The first thing I did was to put a 20 -30 minute time limit on my visit - the first 10-15 minutes of it are clearly scheduled for prayer and the sacrament of Holy Eucharist. That means that she only has 10-15 minutes worth of 'drama' - which is tolerable.
Then, you have to train yourself to see beyond the kvetching, gossip and drama and into what might cause her to engage in these activities.
I suspect she loves to gossip because it keeps you (and her) away from what she fears most in herself. So, when she starts gossiping about a parishioner, the response is, "You know, I came to talk about you, because I really care about YOU and what's going on with YOU, not so-and-so." and then engage her in some non-threatening memory-sharing or story-telling. "Tell me about the time . . . . " "What was it like to . . . ."
Then, there's also something called 'disarming, reflective conversation'
When she says something critical about your jewelry or weight, respond with:
"You know, I really hear your loneliness." Or: "I'm sorry, but I seem to be making you anxious." Or, "It must get frustrating to not feel like you're in control." Name the underlying dynamic you see.

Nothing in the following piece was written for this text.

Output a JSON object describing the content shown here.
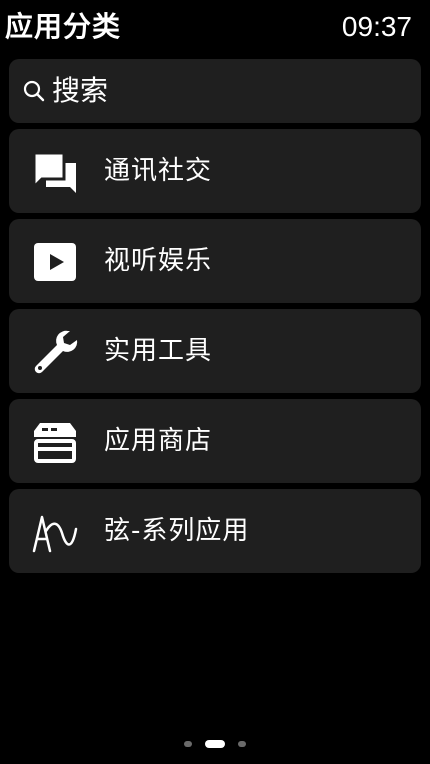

That often stops 'em dead in their tracks by positively regarding them while getting at the real issue, which they may or may not begin to talk about when you follow up with, "Let's talk / Can we talk about that loneliness / anxiety / feeling out of control . . ."
One other strategy: I have developed a "team" of six Pastoral Visitors. Each of the senior folk who are "homebound" are assigned two Pastoral Visitors who rotate their visits so no one really gets worn out. They are taught to structure their visits in the same way - the first 10-15 minutes in prayer / communion / bible study, the next 10-15 minutes in a 'visit'.
I make a pastoral visit once a month. So, 10 - 15 minutes of drama, once a month, is tolerable to me.
And from Kristen who blogs at Ceramic Episcopalian
This is a situation where finding out more about this person's background may help you put their behavior in context.
Find out if this person has friends in the congregation or relatives who might be willing to chat with you about the situation your homebound congregant is in...If you are able to find out more about this person's history it might give you more context about her life and a deeper understanding of why she is the way she is.
Does she have any mental stimulation? It sound like she is talking about the things that she knows or sees-- her medical issues (which some people love talking about in gruesome detail), her family, other members of the congregation, and you.
I don't know why some people managed to stay cheerful and upbeat through multiple medical crisis. I remember, as a teenager visiting "old friends" in the nursing home who were cheerful and friendly and had interests outside their own selves and I would much rather wind up like them. But I also remember visiting my own grandmother in the nursing home and all she would talk about was her latest medical crisis, if she would talk at all.
A friend of mine had a grandparent who would talk only to her because the grandparent had alienated all of her children (my friends mother and brothers) by playing them off one another for years until they caught on. For some reason she never dragged my friend into that drama, but she was paranoid and difficult.
Recently, she died, and when my friend went to the funeral, all sorts of people came up to her from the nursing home and said what a nice person her grandmother was, how she had taken time to welcome them when they arrived or had spent time with them when they had trouble making friends. It was like the woman had two different personalities and my friend didn't learn of the nicer side her grandmother was showing to other residents until after her death.
People are strange and deal with pain, loneliness, and loss of ability in different ways. Find out more about her-- humanize her to yourself. Bishop Tutu said that it takes other people to make us fully human. If she is alone and isolated, she may be having difficulty holding on to her humanity.
So...does this homebound member belong to your flock as well? Have you discovered any useful methods for dealing with her? Use the Comment function to add your gossip, er...I mean, advice here.
May you live in God's amazing grace+